What's Behind the Goal to Destroy Public Schools?
When the Bush administration enacted No Child Left Behind, some warned that the law was badly flawed and appeared to be a stealth attack on public schools. No one following the debate would deny that one of the major goals of the Christian Right is to destroy our public schools because they do not conform the values of the Christian Right. Well, that is clearly true. The Christian Right has a very different set of values than most Americans. Their goal for children is to mold them into automatons that know their place. Because in their eyes, any disobedience and questioning of Biblical authority is wrong.
Unsurprisingly, Reconstructionists seek to abolish public schools, which they see as a critical component in the promotion of a secular world view. It is this secular world view with which they declare themselves to be at war. "Until the vast majority of Christians pull their children out of the public schools," writes Gary North, "there will be no possibility of creating a theocratic republic."
It is also not surprising to find out that public schools do a better job of educating children than Conservative Christian schools. Conservative Christians do not wish their children to be educated in modes that teach them to be critical thinkers and so have thrown away everything we have learned about how children and people best learn.
This push to destroy our public schools has accelerated under the destructive Bush administration. NPR's All Things Considered had a story Saturday afternoon that discussed the push to have Southern Baptists pull out of public schools, because those schools were a bad influence on Baptist youth.
[Next month Southern Baptists will be voting on developing] a proposal to exit the public schools in favor for faith-centered schooling.
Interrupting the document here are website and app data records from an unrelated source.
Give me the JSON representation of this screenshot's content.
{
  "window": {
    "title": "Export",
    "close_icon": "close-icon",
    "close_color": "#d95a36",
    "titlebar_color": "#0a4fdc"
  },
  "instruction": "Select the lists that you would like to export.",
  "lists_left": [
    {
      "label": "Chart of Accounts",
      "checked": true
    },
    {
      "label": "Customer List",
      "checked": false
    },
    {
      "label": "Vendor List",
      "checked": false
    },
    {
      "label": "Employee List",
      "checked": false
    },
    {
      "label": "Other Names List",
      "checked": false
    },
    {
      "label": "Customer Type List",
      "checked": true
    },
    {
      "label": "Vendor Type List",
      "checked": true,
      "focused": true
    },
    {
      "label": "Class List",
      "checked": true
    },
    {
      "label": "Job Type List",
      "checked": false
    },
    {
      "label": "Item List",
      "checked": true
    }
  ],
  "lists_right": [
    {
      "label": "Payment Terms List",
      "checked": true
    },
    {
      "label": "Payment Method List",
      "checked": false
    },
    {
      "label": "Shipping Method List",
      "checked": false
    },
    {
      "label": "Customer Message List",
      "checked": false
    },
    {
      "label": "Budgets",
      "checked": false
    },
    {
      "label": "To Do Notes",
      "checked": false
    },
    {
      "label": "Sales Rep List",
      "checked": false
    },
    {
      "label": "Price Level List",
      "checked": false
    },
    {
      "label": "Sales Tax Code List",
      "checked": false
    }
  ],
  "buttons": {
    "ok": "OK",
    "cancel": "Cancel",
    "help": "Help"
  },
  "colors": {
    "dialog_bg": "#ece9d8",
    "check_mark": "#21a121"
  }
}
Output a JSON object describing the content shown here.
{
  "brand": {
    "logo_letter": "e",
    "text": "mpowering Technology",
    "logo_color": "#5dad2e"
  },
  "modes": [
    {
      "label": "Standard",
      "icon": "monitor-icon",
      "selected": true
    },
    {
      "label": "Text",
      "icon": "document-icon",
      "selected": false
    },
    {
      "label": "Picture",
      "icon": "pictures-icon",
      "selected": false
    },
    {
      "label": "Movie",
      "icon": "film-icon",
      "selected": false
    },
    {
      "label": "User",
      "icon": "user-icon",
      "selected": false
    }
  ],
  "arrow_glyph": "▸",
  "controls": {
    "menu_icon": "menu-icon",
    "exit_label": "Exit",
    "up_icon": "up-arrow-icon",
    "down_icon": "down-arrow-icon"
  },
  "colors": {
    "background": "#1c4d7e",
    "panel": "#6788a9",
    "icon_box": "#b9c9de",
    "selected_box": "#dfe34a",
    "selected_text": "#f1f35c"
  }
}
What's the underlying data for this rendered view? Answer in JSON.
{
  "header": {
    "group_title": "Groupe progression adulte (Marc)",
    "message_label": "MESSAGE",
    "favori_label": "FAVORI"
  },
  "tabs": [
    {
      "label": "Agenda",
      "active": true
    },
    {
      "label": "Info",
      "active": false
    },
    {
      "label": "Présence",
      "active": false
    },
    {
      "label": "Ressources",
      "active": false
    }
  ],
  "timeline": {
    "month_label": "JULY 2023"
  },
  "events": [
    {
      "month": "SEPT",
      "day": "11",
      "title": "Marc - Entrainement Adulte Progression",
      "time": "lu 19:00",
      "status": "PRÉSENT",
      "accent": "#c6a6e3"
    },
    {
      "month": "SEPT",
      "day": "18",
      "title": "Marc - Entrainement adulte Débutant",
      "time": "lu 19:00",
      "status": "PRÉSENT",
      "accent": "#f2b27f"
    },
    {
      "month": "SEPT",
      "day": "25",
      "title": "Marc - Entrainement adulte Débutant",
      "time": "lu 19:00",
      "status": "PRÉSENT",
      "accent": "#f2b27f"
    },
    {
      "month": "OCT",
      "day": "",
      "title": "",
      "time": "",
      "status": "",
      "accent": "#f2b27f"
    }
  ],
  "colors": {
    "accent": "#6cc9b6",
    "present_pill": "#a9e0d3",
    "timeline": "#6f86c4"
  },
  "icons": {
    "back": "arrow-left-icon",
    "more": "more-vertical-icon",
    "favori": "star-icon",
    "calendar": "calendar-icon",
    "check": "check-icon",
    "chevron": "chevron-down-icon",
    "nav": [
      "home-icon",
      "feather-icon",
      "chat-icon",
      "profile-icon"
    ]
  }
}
Roger Merant wants to take the movement one step further.
Merant: "It is time for Southern Baptists to develop an exit strategy out of the public schools because the public schools are no longer allowed to train our children in the ways that the scriptures command that we train them. And that is in the ways of the Lord and not in the ways of the world."
He's concerned that public schools are not good for children [- things like] tolerance of homosexuality are signs that public schools are bad for Southern Baptist children. He's particularly concerned about the results of a recent evangelical study.
Merant: "Evangelical Christianity is losing about 88% of its children - at the age of 18, they are leaving the church and they are not coming back or at least they are showing no signs of coming back. And if that is even remotely true, then we have serious problem."
Reporter: "Do you blame that on the schools?"
Merant: "No, I think the blame falls directly on the leadership of the Southern Baptist convention, that we have failed to sound the alarm."
Merant says it's not just the public schools, but also movies, popular music and other cultural influences that pull children away from the Biblical Christian perspective.
This is the third year in a row Southern Baptists are being asked to consider this resolution.
And each year, Jim West, a Baptist minister from Petris, Tenn, has submitted his own alternate resolution. It calls upon Baptists to affirm the public education system and encourage its members to participate actively in the life of the society.
West: "Baptists have always had a vested interest in being involved in the life of society, because Baptists are, as all Christians are, called to be a light unto the world."
West's resolution hasn't passed either, but that view has strong support - support that has keep the exit resolution being brought to the floor for a vote. Because Baptists believe in the autonomy of the local churches, any resolutions passed by the convention are not binding, but even so, many moderate and even conservative Baptists are concerned that it would pass a negative message to the millions of Baptists who work everyday in the public schools.
But Roger Merant isn't concerned if the resolution is passed this year or not. He thinks it is more important for Southern Baptists to begin to reconsider their relationship to the public schools.
Merant: "If you pass a resolution, so what? It's ultimately changing the hearts and minds of Southern Baptists and we need to think about it. You know, just like if you pull your kid out of a public school, but nothing else in your life changes - there is still a good chance you're going to lose your kid."
[Ed: errors in the transcription are mine.]
How do you create a country that values diversity and democracy if there is no place where people can come together and learn from each other? In 1991, Southern Poverty Law Center realized that in order to create a society that was less bigoted, one that lived up to the ideals of our Constitution and our country, and one that practiced the principles of real Christianity, one must find ways to help children understand and learn empathy. To address this need, they developed a program called Teaching Tolerance which provides teachers the resources that can be used to promote our values. With the growing numbers of people indoctrinating their children with the values of bigotry, hatred and racism, I fear for the future of our country.